▶ What you should do
Give the records back in full, exactly as they read.

▶ Data in this exercise
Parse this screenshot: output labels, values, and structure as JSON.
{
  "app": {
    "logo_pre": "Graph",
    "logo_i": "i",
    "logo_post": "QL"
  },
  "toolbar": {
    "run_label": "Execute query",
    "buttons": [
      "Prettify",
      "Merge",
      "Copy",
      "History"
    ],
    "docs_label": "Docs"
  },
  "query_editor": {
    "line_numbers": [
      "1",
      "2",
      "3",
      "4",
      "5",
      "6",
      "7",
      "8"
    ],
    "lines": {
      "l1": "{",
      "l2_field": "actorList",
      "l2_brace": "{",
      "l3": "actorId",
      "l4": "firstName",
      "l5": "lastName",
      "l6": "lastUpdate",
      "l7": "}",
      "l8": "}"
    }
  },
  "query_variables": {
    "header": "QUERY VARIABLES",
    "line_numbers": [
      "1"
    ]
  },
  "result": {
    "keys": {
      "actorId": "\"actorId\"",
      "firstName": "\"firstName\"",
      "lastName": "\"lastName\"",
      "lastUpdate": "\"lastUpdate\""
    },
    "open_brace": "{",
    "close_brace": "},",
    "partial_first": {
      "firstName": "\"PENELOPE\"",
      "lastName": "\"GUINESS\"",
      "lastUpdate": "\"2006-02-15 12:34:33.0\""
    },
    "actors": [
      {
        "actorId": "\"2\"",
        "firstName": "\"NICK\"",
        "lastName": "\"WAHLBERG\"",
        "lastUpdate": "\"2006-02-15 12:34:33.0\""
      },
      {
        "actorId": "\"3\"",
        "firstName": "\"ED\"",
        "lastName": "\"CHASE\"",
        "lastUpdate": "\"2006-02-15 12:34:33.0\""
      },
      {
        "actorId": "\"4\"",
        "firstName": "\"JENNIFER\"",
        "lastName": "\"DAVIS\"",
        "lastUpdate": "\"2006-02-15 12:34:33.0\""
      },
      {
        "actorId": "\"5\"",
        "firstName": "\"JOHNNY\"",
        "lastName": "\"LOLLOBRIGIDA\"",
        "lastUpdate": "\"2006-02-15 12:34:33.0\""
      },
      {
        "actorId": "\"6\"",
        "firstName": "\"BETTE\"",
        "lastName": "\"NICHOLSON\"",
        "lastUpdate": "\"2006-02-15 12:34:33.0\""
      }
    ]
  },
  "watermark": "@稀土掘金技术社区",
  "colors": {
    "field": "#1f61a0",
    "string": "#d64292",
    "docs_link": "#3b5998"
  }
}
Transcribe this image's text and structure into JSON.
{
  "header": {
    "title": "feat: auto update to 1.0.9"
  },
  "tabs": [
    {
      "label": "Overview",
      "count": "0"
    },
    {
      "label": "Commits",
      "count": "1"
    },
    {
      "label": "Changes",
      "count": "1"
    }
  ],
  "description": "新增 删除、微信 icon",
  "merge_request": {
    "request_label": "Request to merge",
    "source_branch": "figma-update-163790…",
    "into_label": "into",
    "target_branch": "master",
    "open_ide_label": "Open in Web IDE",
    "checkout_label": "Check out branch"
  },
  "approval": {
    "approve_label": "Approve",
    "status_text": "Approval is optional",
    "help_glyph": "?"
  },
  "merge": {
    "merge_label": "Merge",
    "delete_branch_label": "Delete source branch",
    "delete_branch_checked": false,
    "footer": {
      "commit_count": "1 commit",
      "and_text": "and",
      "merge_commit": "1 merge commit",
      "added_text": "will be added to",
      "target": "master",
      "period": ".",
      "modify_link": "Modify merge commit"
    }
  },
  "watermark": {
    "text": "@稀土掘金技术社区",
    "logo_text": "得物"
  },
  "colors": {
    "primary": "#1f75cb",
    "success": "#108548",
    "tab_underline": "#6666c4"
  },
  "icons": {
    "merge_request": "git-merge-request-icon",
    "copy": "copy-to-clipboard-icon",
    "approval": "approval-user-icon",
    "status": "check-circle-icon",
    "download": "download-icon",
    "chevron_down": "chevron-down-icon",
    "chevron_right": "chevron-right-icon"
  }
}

▶ Answer area
Parse this screenshot: output labels, values, and structure as JSON.
{
  "app": {
    "logo_pre": "Graph",
    "logo_i": "i",
    "logo_post": "QL"
  },
  "toolbar": {
    "run_label": "Execute query",
    "buttons": [
      "Prettify",
      "Merge",
      "Copy",
      "History"
    ],
    "docs_label": "Docs"
  },
  "query_editor": {
    "line_numbers": [
      "1",
      "2",
      "3",
      "4",
      "5",
      "6",
      "7",
      "8"
    ],
    "lines": {
      "l1": "{",
      "l2_field": "actorList",
      "l2_brace": "{",
      "l3": "actorId",
      "l4": "firstName",
      "l5": "lastName",
      "l6": "lastUpdate",
      "l7": "}",
      "l8": "}"
    }
  },
  "query_variables": {
    "header": "QUERY VARIABLES",
    "line_numbers": [
      "1"
    ]
  },
  "result": {
    "keys": {
      "actorId": "\"actorId\"",
      "firstName": "\"firstName\"",
      "lastName": "\"lastName\"",
      "lastUpdate": "\"lastUpdate\""
    },
    "open_brace": "{",
    "close_brace": "},",
    "partial_first": {
      "firstName": "\"PENELOPE\"",
      "lastName": "\"GUINESS\"",
      "lastUpdate": "\"2006-02-15 12:34:33.0\""
    },
    "actors": [
      {
        "actorId": "\"2\"",
        "firstName": "\"NICK\"",
        "lastName": "\"WAHLBERG\"",
        "lastUpdate": "\"2006-02-15 12:34:33.0\""
      },
      {
        "actorId": "\"3\"",
        "firstName": "\"ED\"",
        "lastName": "\"CHASE\"",
        "lastUpdate": "\"2006-02-15 12:34:33.0\""
      },
      {
        "actorId": "\"4\"",
        "firstName": "\"JENNIFER\"",
        "lastName": "\"DAVIS\"",
        "lastUpdate": "\"2006-02-15 12:34:33.0\""
      },
      {
        "actorId": "\"5\"",
        "firstName": "\"JOHNNY\"",
        "lastName": "\"LOLLOBRIGIDA\"",
        "lastUpdate": "\"2006-02-15 12:34:33.0\""
      },
      {
        "actorId": "\"6\"",
        "firstName": "\"BETTE\"",
        "lastName": "\"NICHOLSON\"",
        "lastUpdate": "\"2006-02-15 12:34:33.0\""
      }
    ]
  },
  "watermark": "@稀土掘金技术社区",
  "colors": {
    "field": "#1f61a0",
    "string": "#d64292",
    "docs_link": "#3b5998"
  }
}
Transcribe this image's text and structure into JSON.
{
  "header": {
    "title": "feat: auto update to 1.0.9"
  },
  "tabs": [
    {
      "label": "Overview",
      "count": "0"
    },
    {
      "label": "Commits",
      "count": "1"
    },
    {
      "label": "Changes",
      "count": "1"
    }
  ],
  "description": "新增 删除、微信 icon",
  "merge_request": {
    "request_label": "Request to merge",
    "source_branch": "figma-update-163790…",
    "into_label": "into",
    "target_branch": "master",
    "open_ide_label": "Open in Web IDE",
    "checkout_label": "Check out branch"
  },
  "approval": {
    "approve_label": "Approve",
    "status_text": "Approval is optional",
    "help_glyph": "?"
  },
  "merge": {
    "merge_label": "Merge",
    "delete_branch_label": "Delete source branch",
    "delete_branch_checked": false,
    "footer": {
      "commit_count": "1 commit",
      "and_text": "and",
      "merge_commit": "1 merge commit",
      "added_text": "will be added to",
      "target": "master",
      "period": ".",
      "modify_link": "Modify merge commit"
    }
  },
  "watermark": {
    "text": "@稀土掘金技术社区",
    "logo_text": "得物"
  },
  "colors": {
    "primary": "#1f75cb",
    "success": "#108548",
    "tab_underline": "#6666c4"
  },
  "icons": {
    "merge_request": "git-merge-request-icon",
    "copy": "copy-to-clipboard-icon",
    "approval": "approval-user-icon",
    "status": "check-circle-icon",
    "download": "download-icon",
    "chevron_down": "chevron-down-icon",
    "chevron_right": "chevron-right-icon"
  }
}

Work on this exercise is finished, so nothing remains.